Skip navigation

Conference Abstract: Assessing the Energy and Environmental Implications Due to the Emergence of Autonomous Vehicles

This is the abstract submitted for a presentation given at the International Symposium on Multimodal Transportation (ISMT), held December 6-7 2019 at the National University of Singapore.  The presentation was given by Zimo Zhang, based on his work on the CCAT project Behavioral Intention to Ride in an Autonomous Vehicle and Implications on Mode Choice Decisions, Energy Use, and Emissions.

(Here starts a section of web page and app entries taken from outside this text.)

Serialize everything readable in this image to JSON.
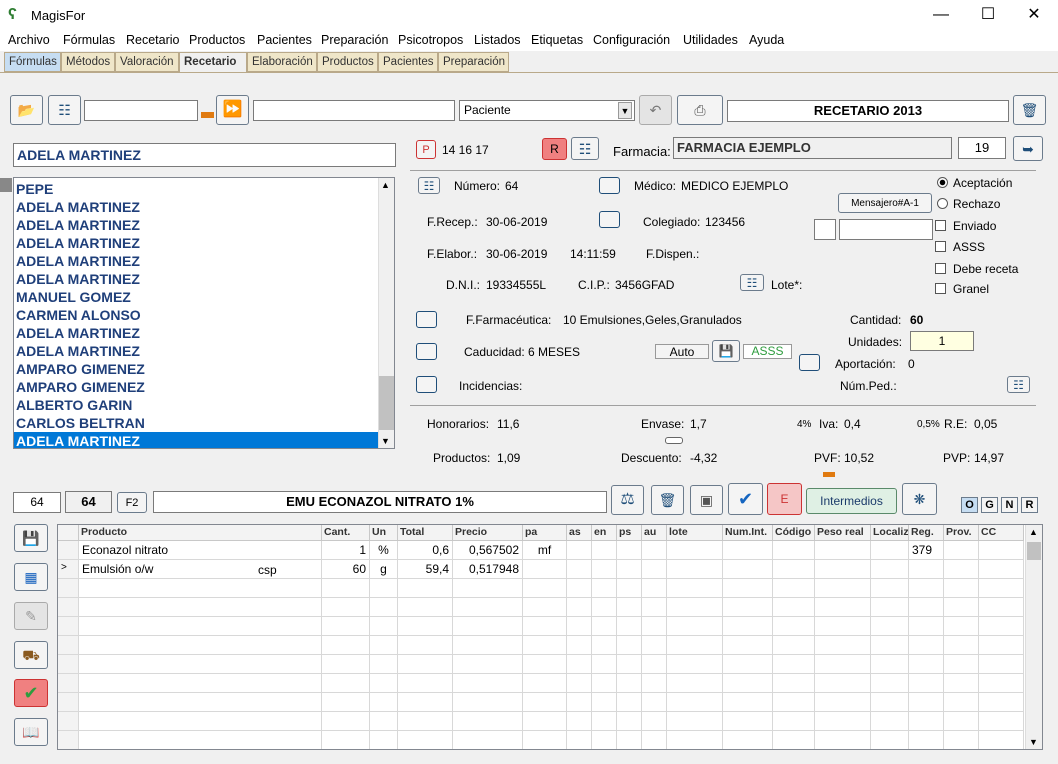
{
  "window": {
    "title": "MagisFor"
  },
  "menu": [
    "Archivo",
    "Fórmulas",
    "Recetario",
    "Productos",
    "Pacientes",
    "Preparación",
    "Psicotropos",
    "Listados",
    "Etiquetas",
    "Configuración",
    "Utilidades",
    "Ayuda"
  ],
  "tabs": [
    "Fórmulas",
    "Métodos",
    "Valoración",
    "Recetario",
    "Elaboración",
    "Productos",
    "Pacientes",
    "Preparación"
  ],
  "toolbar": {
    "search_value": "",
    "search2_value": "",
    "filter_selected": "Paciente",
    "header_title": "RECETARIO 2013"
  },
  "patient_name": "ADELA MARTINEZ",
  "patients": [
    "PEPE",
    "ADELA MARTINEZ",
    "ADELA MARTINEZ",
    "ADELA MARTINEZ",
    "ADELA MARTINEZ",
    "ADELA MARTINEZ",
    "MANUEL GOMEZ",
    "CARMEN ALONSO",
    "ADELA MARTINEZ",
    "ADELA MARTINEZ",
    "AMPARO GIMENEZ",
    "AMPARO GIMENEZ",
    "ALBERTO GARIN",
    "CARLOS BELTRAN",
    "ADELA MARTINEZ"
  ],
  "header_info": {
    "p_label": "P",
    "p_numbers": "14 16 17",
    "r_label": "R",
    "farmacia_label": "Farmacia:",
    "farmacia_value": "FARMACIA EJEMPLO",
    "farmacia_num": "19"
  },
  "details": {
    "numero_label": "Número:",
    "numero": "64",
    "medico_label": "Médico:",
    "medico": "MEDICO EJEMPLO",
    "frecep_label": "F.Recep.:",
    "frecep": "30-06-2019",
    "colegiado_label": "Colegiado:",
    "colegiado": "123456",
    "felabor_label": "F.Elabor.:",
    "felabor": "30-06-2019",
    "hora": "14:11:59",
    "fdispen_label": "F.Dispen.:",
    "dni_label": "D.N.I.:",
    "dni": "19334555L",
    "cip_label": "C.I.P.:",
    "cip": "3456GFAD",
    "lote_label": "Lote*:",
    "mensajero": "Mensajero#A-1",
    "ffarma_label": "F.Farmacéutica:",
    "ffarma": "10 Emulsiones,Geles,Granulados",
    "cantidad_label": "Cantidad:",
    "cantidad": "60",
    "unidades_label": "Unidades:",
    "unidades": "1",
    "caducidad_label": "Caducidad:",
    "caducidad": "6 MESES",
    "auto_label": "Auto",
    "asss_badge": "ASSS",
    "aportacion_label": "Aportación:",
    "aportacion": "0",
    "incidencias_label": "Incidencias:",
    "numped_label": "Núm.Ped.:"
  },
  "options": {
    "aceptacion": "Aceptación",
    "rechazo": "Rechazo",
    "enviado": "Enviado",
    "asss": "ASSS",
    "debe_receta": "Debe receta",
    "granel": "Granel"
  },
  "totals": {
    "honorarios_label": "Honorarios:",
    "honorarios": "11,6",
    "envase_label": "Envase:",
    "envase": "1,7",
    "iva_pct": "4%",
    "iva_label": "Iva:",
    "iva": "0,4",
    "re_pct": "0,5%",
    "re_label": "R.E:",
    "re": "0,05",
    "productos_label": "Productos:",
    "productos": "1,09",
    "descuento_label": "Descuento:",
    "descuento": "-4,32",
    "pvf_label": "PVF:",
    "pvf": "10,52",
    "pvp_label": "PVP:",
    "pvp": "14,97"
  },
  "formula_bar": {
    "num1": "64",
    "num2": "64",
    "f2": "F2",
    "name": "EMU ECONAZOL NITRATO 1%",
    "e_label": "E",
    "intermedios": "Intermedios",
    "letters": [
      "O",
      "G",
      "N",
      "R"
    ]
  },
  "grid": {
    "columns": [
      "Producto",
      "Cant.",
      "Un",
      "Total",
      "Precio",
      "pa",
      "as",
      "en",
      "ps",
      "au",
      "lote",
      "Num.Int.",
      "Código",
      "Peso real",
      "Localiz",
      "Reg.",
      "Prov.",
      "CC"
    ],
    "rows": [
      {
        "marker": "",
        "producto": "Econazol nitrato",
        "extra": "",
        "cant": "1",
        "un": "%",
        "total": "0,6",
        "precio": "0,567502",
        "pa": "mf",
        "reg": "379"
      },
      {
        "marker": ">",
        "producto": "Emulsión o/w",
        "extra": "csp",
        "cant": "60",
        "un": "g",
        "total": "59,4",
        "precio": "0,517948",
        "pa": "",
        "reg": ""
      }
    ]
  }
}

Autonomous vehicles (AV) hold promise for the future of transportation with numerous benefits.  In addition to increased safety, driving experience, and traffic efficiency, AVs are also expected to impact greenhouse gas emissions, air quality and energy use.  Benefited from the advanced automation equipment and system-level assignment strategy, AVs offer unprecedented opportunities to smarter driving.  A large number of studies have already been done in terms of estimating AV's impact on mobility by conducting city level simulation.  However, studies evaluating the environmental impact of AVs and shared AVs (SAVs), which is considered to be an important benefit that AV might bring, based on macro-simulation have been scarce.  The objective of this study is twofold.  First, it is trying to fill the gap by designing a framework to estimate the environmental impact of AVs at a city-level simulation area using agent-based model (ABM). The proposed model could compare the environmental performance of AVs with that of traditional vehicles by designing different scenarios.  Second, it showcases the proposed framework using the case study of the Indianapolis metropolitan area.  An analysis has been done to estimate whether AVs could reduce greenhouse gas and air pollutant emissions and contribute to environmental improvement.

To achieve the research objectives, each individual's (individual is defined as a SAV) status is tracked during the simulation period and an overview for the whole fleet is generated.  Note that both individualized information and overall performance are of interest.  Different from traditional top-down simulation approaches, ABM is set up starting with agents (individuals in the system) and their interaction rules.  Complex systems such as urban AV systems have numerous decision makers (AV, passengers) behaving separately on the basis of different strategies (route searching, vehicle assignment, etc.). ABM approach enables setting specific behavior rules for each agent and as such, ABM is appropriate modeling technique to explore urban AV systems.

The proposed simulation model operates by generating personal-trips in each traffic analysis zone (TAZ) throughout the real road network across Indianapolis metropolitan area during the morning commuting period.  The network and traffic TAZ data for Indianapolis metropolitan area was collected from United States Census Bureau website.  Commuting origin-destination (OD) matrix data was collected from the Census Transportation Planning Products Program (CTPP) website. The model framework was built on two important agents (passengers and SAVs), and the simulation steps were grouped into three steps: 1) generating demand; 2) dispatching SAVs; and 3) monitoring fleet performance.  Different scenarios have been designed to test the impact of fleet size and fleet composition on greenhouse gas emissions, air pollutants, and energy consumption.